(Read More: Will Artspace become the next Amazon?)
Fine art is an $80 billion global market and the co-founders of Artspace.com think an online marketplace can grab $10 billion to $15 billion of that total.
“We’re building a marketplace for fine art that we source from the world’s leading galleries, cultural institutions and museums worldwide and make those accessible to a broader global audience,” co-founder Christopher Vroom told CNBC’s “Squawk on the Street” this week.
The art e-commerce website went live 16 months ago and now boasts 100,000 members worldwide.
But Artspace doesn’t only cater to the wealthy.
(Read More: Billion Dollar Art Auctions: Fall 2012.)
“We’re trying to make works really accessibly priced for people,” co-founder Catherine Levene said, “and if they want to move up the ladder, we’re offering those pieces as well.”
Prices start as low as $200 and can climb all the way to $100,000. But mostly, prices are under $5,000.
Artspace sells art from well-known, established artists like Sol Lewitt and Robert Rauschenberg, but it is also a place to find emerging artists that Levene said are going to be the next emerging stars.
“We’re still in the early stages of the Internet transformation, so today, we’re partnering with galleries, cultural institutions, museums all around the world,” Vroom, a former Internet analyst at CSFB, said. “They have fantastic works they need to expose, so we are partners with the galleries and across the entire ecosystem we’re bringing them all together in one platform.”
As an investment, Vroom said the contemporary art market and the fine art market more broadly have been an extraordinary place to put money over the past decade.
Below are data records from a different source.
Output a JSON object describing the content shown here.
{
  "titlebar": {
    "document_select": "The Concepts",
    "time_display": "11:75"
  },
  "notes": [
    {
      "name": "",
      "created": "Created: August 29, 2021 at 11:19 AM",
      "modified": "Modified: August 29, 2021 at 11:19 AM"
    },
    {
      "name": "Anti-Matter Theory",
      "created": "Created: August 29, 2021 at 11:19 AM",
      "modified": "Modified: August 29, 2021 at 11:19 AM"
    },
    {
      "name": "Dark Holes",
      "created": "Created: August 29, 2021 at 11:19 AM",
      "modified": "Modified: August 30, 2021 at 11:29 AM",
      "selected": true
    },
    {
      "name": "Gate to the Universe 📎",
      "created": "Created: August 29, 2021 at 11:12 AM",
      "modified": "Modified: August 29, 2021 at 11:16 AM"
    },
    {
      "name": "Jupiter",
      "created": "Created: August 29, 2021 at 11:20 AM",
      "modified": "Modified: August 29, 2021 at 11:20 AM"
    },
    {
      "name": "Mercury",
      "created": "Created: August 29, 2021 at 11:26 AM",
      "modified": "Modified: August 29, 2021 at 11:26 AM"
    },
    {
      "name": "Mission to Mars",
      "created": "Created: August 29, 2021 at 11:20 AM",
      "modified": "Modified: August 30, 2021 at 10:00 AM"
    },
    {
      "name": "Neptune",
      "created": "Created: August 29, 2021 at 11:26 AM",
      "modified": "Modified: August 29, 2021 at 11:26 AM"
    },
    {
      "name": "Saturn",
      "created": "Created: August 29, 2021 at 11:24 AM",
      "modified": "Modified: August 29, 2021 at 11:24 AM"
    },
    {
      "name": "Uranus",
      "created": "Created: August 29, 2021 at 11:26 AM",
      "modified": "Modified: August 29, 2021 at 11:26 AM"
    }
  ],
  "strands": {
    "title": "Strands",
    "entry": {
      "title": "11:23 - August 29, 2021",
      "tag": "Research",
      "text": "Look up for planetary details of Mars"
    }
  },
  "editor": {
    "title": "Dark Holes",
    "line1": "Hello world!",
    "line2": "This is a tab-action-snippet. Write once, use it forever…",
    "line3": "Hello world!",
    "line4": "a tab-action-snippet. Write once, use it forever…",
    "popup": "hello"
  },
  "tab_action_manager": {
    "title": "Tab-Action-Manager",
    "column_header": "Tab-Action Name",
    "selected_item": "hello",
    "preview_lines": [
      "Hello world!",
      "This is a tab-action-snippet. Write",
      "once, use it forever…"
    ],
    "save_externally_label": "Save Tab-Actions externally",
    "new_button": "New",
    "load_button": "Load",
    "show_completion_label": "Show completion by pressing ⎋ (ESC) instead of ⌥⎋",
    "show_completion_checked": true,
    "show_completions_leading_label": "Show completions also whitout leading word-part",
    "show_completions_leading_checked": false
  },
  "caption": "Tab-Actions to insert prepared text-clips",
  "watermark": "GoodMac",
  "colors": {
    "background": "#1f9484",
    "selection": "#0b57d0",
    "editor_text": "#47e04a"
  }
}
The $1 billion in contemporary art sold at auction last week at Sotheby’s (BID) and Christies lifts the value of other works, Vroom noted, “and that creates an opportunity for everyone to come to Artspace to find works that are accessibly priced.”
Artspace is continuing to invest to build its business for the future.
“We think this is a $10 billion business so we’ve generated terrific traction for really an early stage business model,” Vroom said. “It’s clear that there’s huge value that we convey to the galleries, museums, cultural institutions. And for the 25 million households in America that buy art every year, we offer them the choice that really doesn’t exist anywhere else.”
The SPY (S&P 500) closed above its 40-week moving average Monday. If the SPY can hold above its 40-week moving average; it might trigger long-term technical buying into to the market. The 30-week and 40-week moving averages (M.A.), act as a ceiling if the price is just below, and a floor if we can close above them.
We are above the 30-week M.A. though, by just a bit.
Friday we had an opportunity to close above the 40-week M.A. but could not. The trend in the last week was strongly up but we also appear to be tired. To LOTM’s eye, it looks like we will need a pause or pull back first before the SPY can close and stay above its 30 and 40-week moving averages. A decisive close above the 40-week (or 200-day) could create a panic buying spree into year-end. Headline news plays a big role, but in general the market has been moving higher since early October. If we have more positive headline news we could really blow out to the upside going into year-end!
Do not ask for logic in this. Technical traders have their disciplines and a decisive breakout above the 40-week (200-day) moving average will force them to buy. Look back in time (chart below) to other price crossing of the 30 & 40 week moving averages for a historical perspective.
It is hard to know what to do these days, one soothsayer says 1000 point down is coming, another say’s 1000 point up before the end of the year! Both have good track records. The truth is, no one knows what would happen with a default of debt from Europe. One thing is for sure, governments around the world are trying hard not let a default happen. The big question is, will they succeed? More importantly, what is the cost if they succeed or don’t?
The printing presses are at work so it would appear that an increase in the inflation rate is on the horizon. In my mind, that is what will happen. The result if they do not succeed is deflation or depression. I have seen the U.S. come close to financial collapse before, but it was within the US or limited to a specific country or region. This is new, and it is a direct result of globalization. We are living in interesting times.
I have attached some links to very good articles discussing both the good and bad coming out of the current situation. I suspect we will muddle through this with higher inflation being the outcome. Run-away inflation? That I do not know. Only time will tell.
World Power Swings Back to America – By Ambrose Evans-Pritchard, International Business Editor, The Telegraph – 23 Oct 2011
The Western World Is ‘Finished Financially’: CIO – 30 Nov 2011 – By: Antonya Allen Assistant Editor, CNBC
By Cordell Eddings and Tom Keene – Nov 30, 2011
In summary, as I said above, I think we will muddle through. That is what we do. Buy companies you like long-term even if you are trading short-term. Lock in some dividends while the rates are high. The biggest sleeper risk? US Treasuries. Why? Because interest rates are artificially low, and sooner or later, Treasury prices will go down as interest rates go up. This is the time to be moving into more risk, because prices are cheap, and the price for safety in treasuries is high.